Separation of Powers


Despite the system of federalism created by the framers, there
were still those that feared the power of the national (now called
federal) government. Remembering the lessons taught by the Baron de
Montesquieau, they utilized a system of separation of powers to break
up the power of the federal government. Within the system is what is
called checks and balances. Each branch of the government has the
power to check and balance another. This ensures that no one branch
ever gains too much power.

I. Separation of Powers

A. Separation of Powers – The separation of the power
of government into different parts.

1. Executive Branch – Carries out the law, sign a bill
into law, sign treaties, make appointments,

  • The President and the agencies and departments.

2. Legislative Branch – Makes the law, ratify treaties and

  • Congress – House of Representatives and the Senate

3. Judicial Branch – Judges the law, declare a law

  • The federal court system and Supreme Court

B. Checks and Balances – The system by which each branch of
government is given power over other branches.

1. Congress can:

  • Refuse to pass a bill.
  • Override a veto
  • Refuse to ratify a treaty or Presidential appointment.
  • Impeach a Judge or President.

2. The President can:

  • Veto a law
  • Refuse to comply or enforce a law

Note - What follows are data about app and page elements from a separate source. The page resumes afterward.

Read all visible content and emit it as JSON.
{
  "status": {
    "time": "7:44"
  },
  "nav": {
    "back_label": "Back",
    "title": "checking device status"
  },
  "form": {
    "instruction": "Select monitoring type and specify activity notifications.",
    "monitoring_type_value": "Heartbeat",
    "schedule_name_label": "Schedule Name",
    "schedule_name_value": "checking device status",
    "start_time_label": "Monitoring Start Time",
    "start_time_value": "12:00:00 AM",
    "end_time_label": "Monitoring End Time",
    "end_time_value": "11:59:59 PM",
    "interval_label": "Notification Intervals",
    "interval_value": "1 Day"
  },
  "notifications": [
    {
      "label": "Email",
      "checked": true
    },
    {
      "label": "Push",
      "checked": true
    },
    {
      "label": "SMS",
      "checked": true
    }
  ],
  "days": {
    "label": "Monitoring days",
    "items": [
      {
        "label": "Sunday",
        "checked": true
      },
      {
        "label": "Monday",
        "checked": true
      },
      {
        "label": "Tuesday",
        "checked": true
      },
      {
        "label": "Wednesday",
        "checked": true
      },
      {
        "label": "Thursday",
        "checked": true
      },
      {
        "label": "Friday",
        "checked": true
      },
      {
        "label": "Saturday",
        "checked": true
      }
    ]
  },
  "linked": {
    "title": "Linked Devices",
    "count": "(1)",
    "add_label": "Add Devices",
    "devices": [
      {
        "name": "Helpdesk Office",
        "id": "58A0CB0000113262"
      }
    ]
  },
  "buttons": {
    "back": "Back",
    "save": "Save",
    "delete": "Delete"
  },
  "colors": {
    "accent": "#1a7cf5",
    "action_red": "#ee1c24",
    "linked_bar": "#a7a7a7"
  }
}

3. Judicial Branch can:

  • Declare a law unconstitutional
  • Has a lifetime tenure of office